■ Exercise brief ■
A complete and exact copy of the data below is required.

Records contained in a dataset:

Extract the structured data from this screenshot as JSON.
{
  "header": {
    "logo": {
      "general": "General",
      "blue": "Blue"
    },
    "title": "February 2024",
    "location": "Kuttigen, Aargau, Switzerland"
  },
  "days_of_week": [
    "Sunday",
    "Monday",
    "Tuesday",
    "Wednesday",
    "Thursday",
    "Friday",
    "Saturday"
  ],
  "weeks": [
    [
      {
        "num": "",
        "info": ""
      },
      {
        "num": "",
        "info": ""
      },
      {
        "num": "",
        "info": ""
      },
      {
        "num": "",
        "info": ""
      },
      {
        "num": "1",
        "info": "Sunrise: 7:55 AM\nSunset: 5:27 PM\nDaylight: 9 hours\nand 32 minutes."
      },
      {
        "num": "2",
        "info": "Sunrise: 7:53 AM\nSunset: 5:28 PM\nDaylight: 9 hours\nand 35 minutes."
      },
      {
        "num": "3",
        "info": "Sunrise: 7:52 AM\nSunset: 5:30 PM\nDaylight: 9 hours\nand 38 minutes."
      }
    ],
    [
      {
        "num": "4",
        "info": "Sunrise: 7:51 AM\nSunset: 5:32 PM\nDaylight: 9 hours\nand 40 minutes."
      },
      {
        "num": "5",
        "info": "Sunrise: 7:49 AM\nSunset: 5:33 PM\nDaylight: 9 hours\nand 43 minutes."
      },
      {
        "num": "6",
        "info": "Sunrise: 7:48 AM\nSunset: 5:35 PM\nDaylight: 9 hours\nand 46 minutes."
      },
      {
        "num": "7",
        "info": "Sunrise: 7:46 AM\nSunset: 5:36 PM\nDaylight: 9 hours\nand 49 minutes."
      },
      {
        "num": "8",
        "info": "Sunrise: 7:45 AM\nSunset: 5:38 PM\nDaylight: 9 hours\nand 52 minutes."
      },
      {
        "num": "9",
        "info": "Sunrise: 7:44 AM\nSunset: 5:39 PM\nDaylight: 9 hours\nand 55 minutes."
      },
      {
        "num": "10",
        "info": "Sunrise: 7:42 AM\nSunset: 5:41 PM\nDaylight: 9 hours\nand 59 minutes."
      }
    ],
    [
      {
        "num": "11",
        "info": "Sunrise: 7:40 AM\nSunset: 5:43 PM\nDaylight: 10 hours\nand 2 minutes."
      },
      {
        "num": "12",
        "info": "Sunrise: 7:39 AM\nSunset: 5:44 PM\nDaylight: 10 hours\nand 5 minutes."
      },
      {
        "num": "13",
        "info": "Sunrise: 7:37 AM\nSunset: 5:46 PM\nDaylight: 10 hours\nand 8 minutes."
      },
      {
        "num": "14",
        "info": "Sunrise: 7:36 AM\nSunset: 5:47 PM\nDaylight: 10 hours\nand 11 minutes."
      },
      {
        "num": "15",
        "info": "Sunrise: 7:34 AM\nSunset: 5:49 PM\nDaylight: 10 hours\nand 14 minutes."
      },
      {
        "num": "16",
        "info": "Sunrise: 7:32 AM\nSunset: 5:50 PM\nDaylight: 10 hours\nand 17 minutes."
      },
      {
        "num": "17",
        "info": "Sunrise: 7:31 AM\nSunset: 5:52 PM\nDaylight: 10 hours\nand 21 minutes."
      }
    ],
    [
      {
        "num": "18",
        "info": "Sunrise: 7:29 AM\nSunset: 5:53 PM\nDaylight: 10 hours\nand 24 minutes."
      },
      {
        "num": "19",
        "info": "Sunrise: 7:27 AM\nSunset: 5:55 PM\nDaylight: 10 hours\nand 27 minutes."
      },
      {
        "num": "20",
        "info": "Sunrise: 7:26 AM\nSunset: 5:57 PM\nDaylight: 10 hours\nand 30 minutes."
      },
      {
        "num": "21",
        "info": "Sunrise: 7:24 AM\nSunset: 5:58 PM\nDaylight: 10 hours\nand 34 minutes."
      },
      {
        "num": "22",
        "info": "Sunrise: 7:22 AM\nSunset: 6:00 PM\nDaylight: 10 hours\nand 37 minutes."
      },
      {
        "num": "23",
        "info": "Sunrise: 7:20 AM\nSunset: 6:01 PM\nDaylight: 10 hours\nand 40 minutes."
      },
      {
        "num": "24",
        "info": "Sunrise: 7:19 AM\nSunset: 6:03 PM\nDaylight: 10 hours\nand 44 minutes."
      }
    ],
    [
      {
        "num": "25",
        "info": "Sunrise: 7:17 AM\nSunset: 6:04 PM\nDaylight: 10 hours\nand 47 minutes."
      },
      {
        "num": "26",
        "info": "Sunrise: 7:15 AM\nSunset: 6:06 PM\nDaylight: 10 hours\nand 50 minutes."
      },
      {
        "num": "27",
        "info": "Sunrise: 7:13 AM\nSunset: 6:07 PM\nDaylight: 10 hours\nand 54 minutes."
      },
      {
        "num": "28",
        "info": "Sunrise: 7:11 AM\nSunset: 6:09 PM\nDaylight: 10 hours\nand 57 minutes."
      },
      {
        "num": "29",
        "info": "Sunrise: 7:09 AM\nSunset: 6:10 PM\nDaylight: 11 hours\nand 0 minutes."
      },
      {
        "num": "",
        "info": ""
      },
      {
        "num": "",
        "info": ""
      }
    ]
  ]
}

■ Task solution ■
Extract the structured data from this screenshot as JSON.
{
  "header": {
    "logo": {
      "general": "General",
      "blue": "Blue"
    },
    "title": "February 2024",
    "location": "Kuttigen, Aargau, Switzerland"
  },
  "days_of_week": [
    "Sunday",
    "Monday",
    "Tuesday",
    "Wednesday",
    "Thursday",
    "Friday",
    "Saturday"
  ],
  "weeks": [
    [
      {
        "num": "",
        "info": ""
      },
      {
        "num": "",
        "info": ""
      },
      {
        "num": "",
        "info": ""
      },
      {
        "num": "",
        "info": ""
      },
      {
        "num": "1",
        "info": "Sunrise: 7:55 AM\nSunset: 5:27 PM\nDaylight: 9 hours\nand 32 minutes."
      },
      {
        "num": "2",
        "info": "Sunrise: 7:53 AM\nSunset: 5:28 PM\nDaylight: 9 hours\nand 35 minutes."
      },
      {
        "num": "3",
        "info": "Sunrise: 7:52 AM\nSunset: 5:30 PM\nDaylight: 9 hours\nand 38 minutes."
      }
    ],
    [
      {
        "num": "4",
        "info": "Sunrise: 7:51 AM\nSunset: 5:32 PM\nDaylight: 9 hours\nand 40 minutes."
      },
      {
        "num": "5",
        "info": "Sunrise: 7:49 AM\nSunset: 5:33 PM\nDaylight: 9 hours\nand 43 minutes."
      },
      {
        "num": "6",
        "info": "Sunrise: 7:48 AM\nSunset: 5:35 PM\nDaylight: 9 hours\nand 46 minutes."
      },
      {
        "num": "7",
        "info": "Sunrise: 7:46 AM\nSunset: 5:36 PM\nDaylight: 9 hours\nand 49 minutes."
      },
      {
        "num": "8",
        "info": "Sunrise: 7:45 AM\nSunset: 5:38 PM\nDaylight: 9 hours\nand 52 minutes."
      },
      {
        "num": "9",
        "info": "Sunrise: 7:44 AM\nSunset: 5:39 PM\nDaylight: 9 hours\nand 55 minutes."
      },
      {
        "num": "10",
        "info": "Sunrise: 7:42 AM\nSunset: 5:41 PM\nDaylight: 9 hours\nand 59 minutes."
      }
    ],
    [
      {
        "num": "11",
        "info": "Sunrise: 7:40 AM\nSunset: 5:43 PM\nDaylight: 10 hours\nand 2 minutes."
      },
      {
        "num": "12",
        "info": "Sunrise: 7:39 AM\nSunset: 5:44 PM\nDaylight: 10 hours\nand 5 minutes."
      },
      {
        "num": "13",
        "info": "Sunrise: 7:37 AM\nSunset: 5:46 PM\nDaylight: 10 hours\nand 8 minutes."
      },
      {
        "num": "14",
        "info": "Sunrise: 7:36 AM\nSunset: 5:47 PM\nDaylight: 10 hours\nand 11 minutes."
      },
      {
        "num": "15",
        "info": "Sunrise: 7:34 AM\nSunset: 5:49 PM\nDaylight: 10 hours\nand 14 minutes."
      },
      {
        "num": "16",
        "info": "Sunrise: 7:32 AM\nSunset: 5:50 PM\nDaylight: 10 hours\nand 17 minutes."
      },
      {
        "num": "17",
        "info": "Sunrise: 7:31 AM\nSunset: 5:52 PM\nDaylight: 10 hours\nand 21 minutes."
      }
    ],
    [
      {
        "num": "18",
        "info": "Sunrise: 7:29 AM\nSunset: 5:53 PM\nDaylight: 10 hours\nand 24 minutes."
      },
      {
        "num": "19",
        "info": "Sunrise: 7:27 AM\nSunset: 5:55 PM\nDaylight: 10 hours\nand 27 minutes."
      },
      {
        "num": "20",
        "info": "Sunrise: 7:26 AM\nSunset: 5:57 PM\nDaylight: 10 hours\nand 30 minutes."
      },
      {
        "num": "21",
        "info": "Sunrise: 7:24 AM\nSunset: 5:58 PM\nDaylight: 10 hours\nand 34 minutes."
      },
      {
        "num": "22",
        "info": "Sunrise: 7:22 AM\nSunset: 6:00 PM\nDaylight: 10 hours\nand 37 minutes."
      },
      {
        "num": "23",
        "info": "Sunrise: 7:20 AM\nSunset: 6:01 PM\nDaylight: 10 hours\nand 40 minutes."
      },
      {
        "num": "24",
        "info": "Sunrise: 7:19 AM\nSunset: 6:03 PM\nDaylight: 10 hours\nand 44 minutes."
      }
    ],
    [
      {
        "num": "25",
        "info": "Sunrise: 7:17 AM\nSunset: 6:04 PM\nDaylight: 10 hours\nand 47 minutes."
      },
      {
        "num": "26",
        "info": "Sunrise: 7:15 AM\nSunset: 6:06 PM\nDaylight: 10 hours\nand 50 minutes."
      },
      {
        "num": "27",
        "info": "Sunrise: 7:13 AM\nSunset: 6:07 PM\nDaylight: 10 hours\nand 54 minutes."
      },
      {
        "num": "28",
        "info": "Sunrise: 7:11 AM\nSunset: 6:09 PM\nDaylight: 10 hours\nand 57 minutes."
      },
      {
        "num": "29",
        "info": "Sunrise: 7:09 AM\nSunset: 6:10 PM\nDaylight: 11 hours\nand 0 minutes."
      },
      {
        "num": "",
        "info": ""
      },
      {
        "num": "",
        "info": ""
      }
    ]
  ]
}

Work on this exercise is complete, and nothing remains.